Computational and Mathematical Organization Theory

, Volume 19, Issue 3, pp 370-401

Open Access This content is freely available online to anyone, anywhere at any time.

Inducing models of behavior from expert task performance in virtual environments


We developed an end-to-end process for inducing models of behavior from expert task performance through in-depth case study. A subject matter expert (SME) performed navigational and adversarial tasks in a virtual tank combat simulation, using the dTank and Unreal platforms. Using eye tracking and Cognitive Task Analysis, we identified the key goals pursued by and attributes used by the SME, including reliance on an egocentric spatial representation, and on the fly re-representation of terrain in qualitative terms such as “safe” and “risky”. We demonstrated methods for automatic extraction of these qualitative higher-order features from combinations of surface features present in the simulation, producing a terrain map that was visually similar to the SME annotated map. The application of decision-tree and instance-based machine learning methods to the transformed task data supported prediction of SME task selection with greater than 95 % accuracy, and SME action selection at a frequency of 10 Hz with greater than 63 % accuracy, with real time constraints placing limits on algorithm selection. A complete processing model is presented for a path driving task, with the induced generative model deviating from the SME chosen path by less than 2 meters on average. The derived attributes also enabled environment portability, with path driving models induced from dTank performance and deployed in Unreal demonstrating equivalent accuracy to those induced and deployed completely within Unreal.

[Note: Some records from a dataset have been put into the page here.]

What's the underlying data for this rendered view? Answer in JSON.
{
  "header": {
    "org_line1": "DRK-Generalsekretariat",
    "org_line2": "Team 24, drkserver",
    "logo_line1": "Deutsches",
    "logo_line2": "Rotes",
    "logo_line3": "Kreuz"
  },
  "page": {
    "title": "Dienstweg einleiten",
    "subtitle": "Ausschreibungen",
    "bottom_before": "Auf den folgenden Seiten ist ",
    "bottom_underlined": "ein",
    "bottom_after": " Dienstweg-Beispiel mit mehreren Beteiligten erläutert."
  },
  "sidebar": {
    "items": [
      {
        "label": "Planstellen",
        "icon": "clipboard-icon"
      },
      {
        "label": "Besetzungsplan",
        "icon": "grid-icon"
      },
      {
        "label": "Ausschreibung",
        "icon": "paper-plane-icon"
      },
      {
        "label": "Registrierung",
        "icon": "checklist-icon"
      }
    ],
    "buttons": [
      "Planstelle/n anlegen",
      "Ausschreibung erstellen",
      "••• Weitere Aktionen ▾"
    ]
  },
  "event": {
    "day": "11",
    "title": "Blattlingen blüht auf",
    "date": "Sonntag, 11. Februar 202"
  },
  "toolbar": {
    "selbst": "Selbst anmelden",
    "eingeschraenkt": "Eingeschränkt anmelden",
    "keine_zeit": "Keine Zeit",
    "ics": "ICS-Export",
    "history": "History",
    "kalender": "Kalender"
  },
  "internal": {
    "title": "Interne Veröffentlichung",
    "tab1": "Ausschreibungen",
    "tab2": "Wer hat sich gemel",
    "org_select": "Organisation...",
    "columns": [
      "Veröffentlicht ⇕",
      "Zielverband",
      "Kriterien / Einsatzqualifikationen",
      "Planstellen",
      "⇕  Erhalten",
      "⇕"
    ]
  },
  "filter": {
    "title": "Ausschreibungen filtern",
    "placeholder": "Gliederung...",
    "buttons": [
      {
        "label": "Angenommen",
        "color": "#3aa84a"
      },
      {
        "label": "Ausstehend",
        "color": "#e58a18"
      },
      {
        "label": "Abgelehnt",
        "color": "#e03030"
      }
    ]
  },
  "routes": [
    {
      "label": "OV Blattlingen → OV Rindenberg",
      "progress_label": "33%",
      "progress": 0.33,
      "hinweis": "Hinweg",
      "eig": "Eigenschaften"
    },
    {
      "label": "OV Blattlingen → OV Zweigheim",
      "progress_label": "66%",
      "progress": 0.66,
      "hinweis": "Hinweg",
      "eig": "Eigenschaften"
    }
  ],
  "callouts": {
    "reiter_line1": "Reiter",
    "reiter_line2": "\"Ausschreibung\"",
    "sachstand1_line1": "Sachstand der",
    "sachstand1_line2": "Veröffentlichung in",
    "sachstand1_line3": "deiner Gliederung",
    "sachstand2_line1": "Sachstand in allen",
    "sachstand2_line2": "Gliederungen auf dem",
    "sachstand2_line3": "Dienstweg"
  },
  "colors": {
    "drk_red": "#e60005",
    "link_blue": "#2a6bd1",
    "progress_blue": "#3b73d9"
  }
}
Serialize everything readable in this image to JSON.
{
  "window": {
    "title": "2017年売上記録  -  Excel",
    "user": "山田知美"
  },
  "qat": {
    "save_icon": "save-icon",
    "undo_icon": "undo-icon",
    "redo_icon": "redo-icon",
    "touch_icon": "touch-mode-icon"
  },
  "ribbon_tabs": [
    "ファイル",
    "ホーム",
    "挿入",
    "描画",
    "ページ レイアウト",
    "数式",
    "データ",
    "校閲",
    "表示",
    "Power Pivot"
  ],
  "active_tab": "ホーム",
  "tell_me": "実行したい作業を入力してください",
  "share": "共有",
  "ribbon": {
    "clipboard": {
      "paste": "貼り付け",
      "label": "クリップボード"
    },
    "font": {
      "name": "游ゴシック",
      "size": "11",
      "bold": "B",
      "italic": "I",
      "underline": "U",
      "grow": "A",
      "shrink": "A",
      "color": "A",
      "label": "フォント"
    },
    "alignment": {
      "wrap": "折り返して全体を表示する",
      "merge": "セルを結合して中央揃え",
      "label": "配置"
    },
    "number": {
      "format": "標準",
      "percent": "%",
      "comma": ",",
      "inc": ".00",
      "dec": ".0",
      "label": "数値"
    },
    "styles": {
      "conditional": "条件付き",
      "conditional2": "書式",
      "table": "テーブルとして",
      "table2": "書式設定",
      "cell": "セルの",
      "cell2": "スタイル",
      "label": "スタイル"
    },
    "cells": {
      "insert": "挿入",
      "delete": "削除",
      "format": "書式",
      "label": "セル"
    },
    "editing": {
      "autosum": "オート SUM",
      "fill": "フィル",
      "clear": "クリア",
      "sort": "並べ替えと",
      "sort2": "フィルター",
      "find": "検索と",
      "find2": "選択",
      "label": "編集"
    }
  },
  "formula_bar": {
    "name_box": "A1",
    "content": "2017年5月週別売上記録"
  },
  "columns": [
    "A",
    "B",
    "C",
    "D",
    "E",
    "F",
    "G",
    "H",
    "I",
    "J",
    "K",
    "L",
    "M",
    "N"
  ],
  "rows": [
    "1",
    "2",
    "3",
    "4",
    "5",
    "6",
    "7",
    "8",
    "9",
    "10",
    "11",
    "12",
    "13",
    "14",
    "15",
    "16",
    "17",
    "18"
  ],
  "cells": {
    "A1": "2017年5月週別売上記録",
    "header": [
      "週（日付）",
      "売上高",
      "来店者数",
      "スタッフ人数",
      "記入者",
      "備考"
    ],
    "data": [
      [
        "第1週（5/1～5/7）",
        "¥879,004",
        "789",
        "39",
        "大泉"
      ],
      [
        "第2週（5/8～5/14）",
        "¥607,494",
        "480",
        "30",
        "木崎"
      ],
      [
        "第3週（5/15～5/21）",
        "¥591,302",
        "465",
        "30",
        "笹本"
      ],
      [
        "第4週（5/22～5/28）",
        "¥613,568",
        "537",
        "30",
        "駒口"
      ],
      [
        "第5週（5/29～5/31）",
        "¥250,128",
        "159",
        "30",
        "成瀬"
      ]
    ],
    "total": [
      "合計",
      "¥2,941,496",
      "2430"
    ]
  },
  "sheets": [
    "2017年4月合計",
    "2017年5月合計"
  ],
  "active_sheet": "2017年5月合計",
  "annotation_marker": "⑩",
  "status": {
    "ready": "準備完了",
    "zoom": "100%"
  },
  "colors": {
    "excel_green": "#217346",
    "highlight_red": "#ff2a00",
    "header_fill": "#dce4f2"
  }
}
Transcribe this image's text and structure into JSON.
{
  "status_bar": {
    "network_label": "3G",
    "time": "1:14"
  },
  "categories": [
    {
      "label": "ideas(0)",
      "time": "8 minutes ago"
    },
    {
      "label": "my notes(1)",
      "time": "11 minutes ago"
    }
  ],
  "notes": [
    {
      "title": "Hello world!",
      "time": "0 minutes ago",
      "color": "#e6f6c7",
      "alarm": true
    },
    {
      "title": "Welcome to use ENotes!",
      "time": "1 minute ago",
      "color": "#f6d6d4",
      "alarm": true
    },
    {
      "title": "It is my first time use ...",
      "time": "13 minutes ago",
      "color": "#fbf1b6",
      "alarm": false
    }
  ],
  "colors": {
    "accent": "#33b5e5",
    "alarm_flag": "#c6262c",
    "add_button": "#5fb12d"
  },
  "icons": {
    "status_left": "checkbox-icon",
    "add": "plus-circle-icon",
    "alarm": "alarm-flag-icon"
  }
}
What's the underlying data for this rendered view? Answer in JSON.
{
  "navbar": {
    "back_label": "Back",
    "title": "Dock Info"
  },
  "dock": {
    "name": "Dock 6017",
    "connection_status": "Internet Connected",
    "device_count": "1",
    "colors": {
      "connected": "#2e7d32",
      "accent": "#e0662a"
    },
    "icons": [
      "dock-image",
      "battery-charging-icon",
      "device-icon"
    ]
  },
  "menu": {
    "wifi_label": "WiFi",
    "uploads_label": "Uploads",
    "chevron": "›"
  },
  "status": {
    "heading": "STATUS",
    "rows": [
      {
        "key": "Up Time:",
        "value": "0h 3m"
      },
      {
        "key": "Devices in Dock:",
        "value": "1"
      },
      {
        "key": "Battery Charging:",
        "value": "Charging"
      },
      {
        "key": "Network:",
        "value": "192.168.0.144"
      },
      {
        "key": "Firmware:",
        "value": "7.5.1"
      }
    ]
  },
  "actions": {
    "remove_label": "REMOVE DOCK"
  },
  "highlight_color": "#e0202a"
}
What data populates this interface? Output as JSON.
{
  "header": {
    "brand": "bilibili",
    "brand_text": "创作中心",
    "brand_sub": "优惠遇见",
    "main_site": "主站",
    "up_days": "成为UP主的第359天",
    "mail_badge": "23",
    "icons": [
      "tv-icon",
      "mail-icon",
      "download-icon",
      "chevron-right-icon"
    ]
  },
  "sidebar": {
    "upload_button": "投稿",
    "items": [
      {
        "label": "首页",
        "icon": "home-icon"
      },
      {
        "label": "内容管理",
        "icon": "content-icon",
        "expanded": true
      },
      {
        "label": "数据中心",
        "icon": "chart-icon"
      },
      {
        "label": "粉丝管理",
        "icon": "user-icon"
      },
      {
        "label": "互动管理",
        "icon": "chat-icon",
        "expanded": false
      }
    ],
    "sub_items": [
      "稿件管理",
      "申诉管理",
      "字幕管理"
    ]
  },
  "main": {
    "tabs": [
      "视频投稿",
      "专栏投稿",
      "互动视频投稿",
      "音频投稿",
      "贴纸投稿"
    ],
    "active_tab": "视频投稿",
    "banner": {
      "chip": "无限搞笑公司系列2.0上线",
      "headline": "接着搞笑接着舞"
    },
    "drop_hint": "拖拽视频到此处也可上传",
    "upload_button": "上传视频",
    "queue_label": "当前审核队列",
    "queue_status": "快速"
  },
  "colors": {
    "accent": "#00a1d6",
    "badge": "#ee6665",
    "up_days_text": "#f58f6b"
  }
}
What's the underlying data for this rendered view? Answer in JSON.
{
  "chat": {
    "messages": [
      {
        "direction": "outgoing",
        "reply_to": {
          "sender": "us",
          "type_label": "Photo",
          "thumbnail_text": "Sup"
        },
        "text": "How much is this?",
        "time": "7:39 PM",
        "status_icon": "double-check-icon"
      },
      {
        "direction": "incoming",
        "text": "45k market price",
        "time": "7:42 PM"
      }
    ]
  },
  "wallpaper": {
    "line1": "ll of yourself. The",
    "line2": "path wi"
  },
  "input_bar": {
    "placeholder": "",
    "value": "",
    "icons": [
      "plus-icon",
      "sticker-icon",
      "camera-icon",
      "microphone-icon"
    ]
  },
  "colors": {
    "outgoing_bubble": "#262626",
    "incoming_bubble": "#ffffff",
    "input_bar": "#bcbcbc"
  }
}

Virtual environment Avatar Spatial representations Instance-based learning Cue learning Hierarchical task network